Walking distance from Pasupatinath, this white washed stupa is ringed by shops, cafes, and boutique hotels. I ducked into one nice hotel and was graciously allowed use of the toilet by the front desk officer.
As one of the holiest places in Kathmandu, Boudhanna is alive eith the clacking of prayer wheels, the ringing of bells, and the spiritual energy of devout Buddhists clutching wooden prayer beads and murmuring mantras.
In a lower section of the terrace are wooden pallets where people pray and can bend over, kneel, and touch the ground.
The stupa itself is closed so we only made it to the terrace which seemed more secular as there seemed to be more people taking groupfies than praying.
Opposite the stupa is a little monastery of the Tampang people with its colorful wall murals and huge prayer wheel.
Heading back to the car park, we passed this cute cinema.
After my toilet episode, I didn’t feel like having lunch so I just let my driver/guide (I’d forgotten the name) take his.
Bungmati: Picking-up the Pieces
The drive to Newari village of Bungmati took us away from the traffic of Kathmandu City and into the district of Lalitpur. At one point, my driver/guide stopped to ask for directions. About 15 minutes later, he stopped by the roadside to ask a middle-aged guy clutching a plastic bag to his chest. A few seconds of conversation with my driver later, he got at the back of the car. From what I gathered, he offered to bring us there. We veered from the main road to narrow winding stony roads and finally emerged into the entrance to Bungmati.
The devastation from the 2015 earthquake is very much obvious as we approached the square. The main temple has been reduced to rubble and only a few surrounding structures remain.
Many houses were likewise destroyed or damaged.
A creeping feeling of sadness took over me as I went around piles and piles of fallen bricks and crumbling houses. The guy who rode with us and who happened to be a resident of the village, pointed out to us what used to be the temple as well as other structures.
At the square were a few women varnishing some wood carving, a centuries-old craft of the village.
We passed through a wooden arch and down some stone steps that led us to the rest of the village.
One can only imagine the beauty of the square based on these guardians at its entrance.
Walking the main path that cut across the village was like stepping into a village that time had forgotten.

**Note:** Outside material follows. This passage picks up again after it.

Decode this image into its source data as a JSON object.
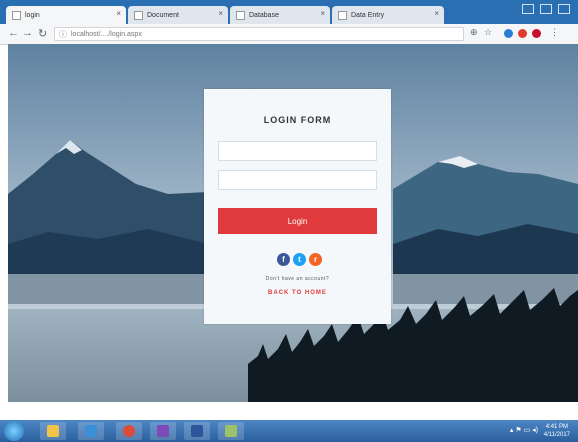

There were very few people around and most of the wood carving shops were closed.
This greenish pond acts as a water reservoir.

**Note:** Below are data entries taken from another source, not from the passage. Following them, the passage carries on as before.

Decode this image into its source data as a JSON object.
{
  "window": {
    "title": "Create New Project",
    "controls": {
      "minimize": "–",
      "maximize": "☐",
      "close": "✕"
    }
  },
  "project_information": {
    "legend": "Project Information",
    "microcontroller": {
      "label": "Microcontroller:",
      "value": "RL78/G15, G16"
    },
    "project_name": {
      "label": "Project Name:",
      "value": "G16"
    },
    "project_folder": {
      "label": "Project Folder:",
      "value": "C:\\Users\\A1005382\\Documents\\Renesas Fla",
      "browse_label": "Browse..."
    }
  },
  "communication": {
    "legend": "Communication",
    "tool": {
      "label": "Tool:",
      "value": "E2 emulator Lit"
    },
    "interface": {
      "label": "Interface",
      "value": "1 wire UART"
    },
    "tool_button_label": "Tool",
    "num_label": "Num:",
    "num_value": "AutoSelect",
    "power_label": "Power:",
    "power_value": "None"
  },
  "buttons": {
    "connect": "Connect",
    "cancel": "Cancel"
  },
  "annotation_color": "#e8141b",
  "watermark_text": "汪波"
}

Bungmati has its own kumari and like her Kathmandu counterpart, her house was spared.
Going around the village, it’s easy to imagine how quaintly beautiful it must have been. Amidst all the dust and rubble, some precious items remain such as this water trough with sculptural details.
This statue of Buddha.
This little shrine.
I really hope the village rebuilds itself. Many houses still remain and they’re distinct Newari architecture make the place unique.
It has been two years and while there’s some rebuilding going on, much needs to be done. It’s heart-breaking to see how people continue to suffer with the devastation.
These small bunk houses were built as shelters after the earthquake.
Got a glimpse of Newari culture when we passed by a house where a group of women were chanting to cure a sick person, as explained by the guy who rode with us and became our instant guide.
Leaving the village, we took a narrow road up to a small temple overlooking a valley. Lucky me, there was a wedding party having a photo shoot!
Khokana: The Village of the Goats
It was a short drive to Khokana, another Newari village where goats roam freely as offerings to the deities.
They’re everywhere and dominate the square.
Unlike nearby Bungmati, Khokana is more intact.
The center of the square is dominated by a three-tiered temple across which is a white shrine with a small stupa.
A lingam at the shrine.
Also, like its neighbor, its crumbling buildings are typical Newari style with its brick walls and intricately carved wooden window frames.
Of all four places I went to today, I enjoyed Bungmati and Khokana the most as they were villages and walking around them was like stepping centuries back in time.